The current term will start on Tuesday 20th April.

There are no classes during the summer term half term break (the week of June), but we will run workshops (tbc). Our summer show is Sunday, July 11th, and the last day of term is Sunday, July 11th. 

Do pop back for more details or contact dandelion@the-theatre.org if you wish to be added to the workshops alert email list.



Improvisation + imagination = confidence and creativity

All children are natural actors, so through a mixture of drama games and theatrical improvisations we aim to inspire their innate ability.

This includes:

• a variety of drama games every week to awaken their self-awareness

• individual exercises designed to improve their confidence

• small-group tasks which develop their imagination and co-operation

The classes include plenty of opportunities for the children to explore and develop their natural tendency towards performance, as well as the practice and use of the body and voice in theatre.



Finding their musical voices


In this part of the class the children are encouraged to be as loud as they like!


• vocal warm-up

• teaching of traditional and contemporary songs

• learning how to deliver and perform a song, not just how to sing it


We sing as a group and encourage those who are ready to sing solo, and will vary the songs each term. Singing and dancing are often combined into routines for our end-of-term shows.




Letting their feet do the talking

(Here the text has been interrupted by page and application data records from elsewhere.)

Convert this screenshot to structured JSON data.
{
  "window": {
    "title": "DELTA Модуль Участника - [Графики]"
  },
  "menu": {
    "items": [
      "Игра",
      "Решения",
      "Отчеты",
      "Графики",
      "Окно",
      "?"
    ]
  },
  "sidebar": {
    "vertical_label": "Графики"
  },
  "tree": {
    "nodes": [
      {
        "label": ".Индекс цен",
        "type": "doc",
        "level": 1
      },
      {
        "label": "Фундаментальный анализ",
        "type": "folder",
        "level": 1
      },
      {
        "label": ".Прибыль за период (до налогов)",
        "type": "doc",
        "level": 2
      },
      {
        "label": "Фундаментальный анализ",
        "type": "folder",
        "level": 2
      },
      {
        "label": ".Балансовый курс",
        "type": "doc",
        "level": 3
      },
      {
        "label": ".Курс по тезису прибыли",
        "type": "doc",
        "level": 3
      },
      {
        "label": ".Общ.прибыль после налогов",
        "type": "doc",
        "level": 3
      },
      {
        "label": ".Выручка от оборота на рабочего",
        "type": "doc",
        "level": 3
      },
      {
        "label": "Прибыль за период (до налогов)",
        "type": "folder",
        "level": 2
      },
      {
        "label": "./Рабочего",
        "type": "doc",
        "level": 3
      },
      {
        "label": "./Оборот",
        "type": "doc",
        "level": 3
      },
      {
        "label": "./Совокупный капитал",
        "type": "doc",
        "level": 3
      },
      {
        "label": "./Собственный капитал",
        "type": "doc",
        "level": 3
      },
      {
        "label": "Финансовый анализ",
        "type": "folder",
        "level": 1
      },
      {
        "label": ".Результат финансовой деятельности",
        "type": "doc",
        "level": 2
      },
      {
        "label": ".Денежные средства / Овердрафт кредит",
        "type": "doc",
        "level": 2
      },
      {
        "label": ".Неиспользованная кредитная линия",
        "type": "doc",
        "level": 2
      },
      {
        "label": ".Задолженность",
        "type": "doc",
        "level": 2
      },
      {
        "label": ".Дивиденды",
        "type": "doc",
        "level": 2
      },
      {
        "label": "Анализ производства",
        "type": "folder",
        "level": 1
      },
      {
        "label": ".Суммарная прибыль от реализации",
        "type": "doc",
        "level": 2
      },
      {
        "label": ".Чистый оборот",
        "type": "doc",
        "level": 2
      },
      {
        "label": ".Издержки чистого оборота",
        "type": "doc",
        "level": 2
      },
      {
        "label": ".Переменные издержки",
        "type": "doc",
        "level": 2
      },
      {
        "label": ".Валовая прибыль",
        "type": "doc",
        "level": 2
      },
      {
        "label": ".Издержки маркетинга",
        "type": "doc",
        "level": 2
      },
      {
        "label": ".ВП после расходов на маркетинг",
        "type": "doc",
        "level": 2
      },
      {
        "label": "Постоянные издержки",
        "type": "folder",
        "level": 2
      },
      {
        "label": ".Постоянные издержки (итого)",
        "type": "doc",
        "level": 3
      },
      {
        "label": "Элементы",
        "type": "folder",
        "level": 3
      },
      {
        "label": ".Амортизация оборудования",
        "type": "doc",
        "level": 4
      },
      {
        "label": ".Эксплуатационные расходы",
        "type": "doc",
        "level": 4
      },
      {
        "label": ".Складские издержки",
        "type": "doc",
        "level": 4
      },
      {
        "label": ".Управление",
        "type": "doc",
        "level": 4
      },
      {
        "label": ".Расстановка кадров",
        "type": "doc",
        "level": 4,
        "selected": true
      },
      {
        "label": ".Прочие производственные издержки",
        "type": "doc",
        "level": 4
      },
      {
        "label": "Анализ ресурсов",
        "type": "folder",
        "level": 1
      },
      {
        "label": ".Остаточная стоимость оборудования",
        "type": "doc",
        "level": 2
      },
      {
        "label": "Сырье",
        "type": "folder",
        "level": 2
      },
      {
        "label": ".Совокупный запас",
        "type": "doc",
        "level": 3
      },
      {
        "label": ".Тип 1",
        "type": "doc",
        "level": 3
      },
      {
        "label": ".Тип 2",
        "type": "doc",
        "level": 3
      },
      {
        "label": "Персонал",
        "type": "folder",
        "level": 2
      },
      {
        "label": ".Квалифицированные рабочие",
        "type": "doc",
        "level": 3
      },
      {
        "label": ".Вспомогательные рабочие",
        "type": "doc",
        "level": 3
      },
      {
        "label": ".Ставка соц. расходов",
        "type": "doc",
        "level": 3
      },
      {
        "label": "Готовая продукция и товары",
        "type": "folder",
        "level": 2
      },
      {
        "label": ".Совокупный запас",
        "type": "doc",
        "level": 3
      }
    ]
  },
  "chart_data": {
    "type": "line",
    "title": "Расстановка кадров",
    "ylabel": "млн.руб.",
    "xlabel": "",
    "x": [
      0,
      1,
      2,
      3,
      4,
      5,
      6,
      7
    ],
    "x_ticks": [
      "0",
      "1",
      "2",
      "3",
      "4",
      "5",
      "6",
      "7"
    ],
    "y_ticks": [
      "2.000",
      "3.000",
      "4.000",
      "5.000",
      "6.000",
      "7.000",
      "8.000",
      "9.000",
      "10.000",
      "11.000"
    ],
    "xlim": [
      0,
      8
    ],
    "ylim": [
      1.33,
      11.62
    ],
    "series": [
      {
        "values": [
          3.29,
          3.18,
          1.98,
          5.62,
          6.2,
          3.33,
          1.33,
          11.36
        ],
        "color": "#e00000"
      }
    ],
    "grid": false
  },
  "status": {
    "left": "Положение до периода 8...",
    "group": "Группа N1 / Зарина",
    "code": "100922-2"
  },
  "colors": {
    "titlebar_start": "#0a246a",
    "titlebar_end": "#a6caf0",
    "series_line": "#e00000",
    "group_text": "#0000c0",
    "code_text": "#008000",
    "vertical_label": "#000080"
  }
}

Moving to music is, almost without exception, the part of the class that the children will take to without any inhibition.


The session include:


• a warm-up to music, engaging all the major muscle groups

• learning many different types of steps, from marches to slides, skipping to pirouettes

• a wide range of music to suit all tastes and levels of ability


Most children have a natural sense of rhythm, and by breaking down the steps and with continuous repetition, we simply show them how to move, impressively, in time with the music.


Street dance


It’s all about attitude


This freestyle form of dance, which began on the streets as young kids improvised body movements to catchy tunes, is ideal for those seeking an alternative to more contemporary forms of dance. It is both an art form and a great way for youngsters to keep fit.


They can:


• learn the very latest in urban choreography

• dance to up-to-the-minute music

• engage in high energy classes taught by dancers at the cutting edge of the scene


Tap dance


Modern twist on an old favourite


Though its origins are varied, tap dance is all about rhythm. Until most recently commonly associated with Fred Astaire, West End shows such as Stomp and Tap Dogs have regenerated interest in this form of dance by demonstrating how it can be adapted to modern tastes and styles of dance.


Tap provides:


• classes requiring discipline and concentration

• tremendous satisfaction when tap steps are mastered

• learning steps like the shuffle-ball-change, cramproll and buffalo


Contemporary dance


There’s no business like show business!


This exciting form of dance encompasses a wide spectrum of steps from a diverse range of musical theatre and classic-sounding-pop-blended music.


In these classes there is:


• an emphasis on interpreting the music with the body

• learning to prepare the body to execute the steps with pizzazz, fluidity and precision

• the teaching of steps in the style of some famous West End musicals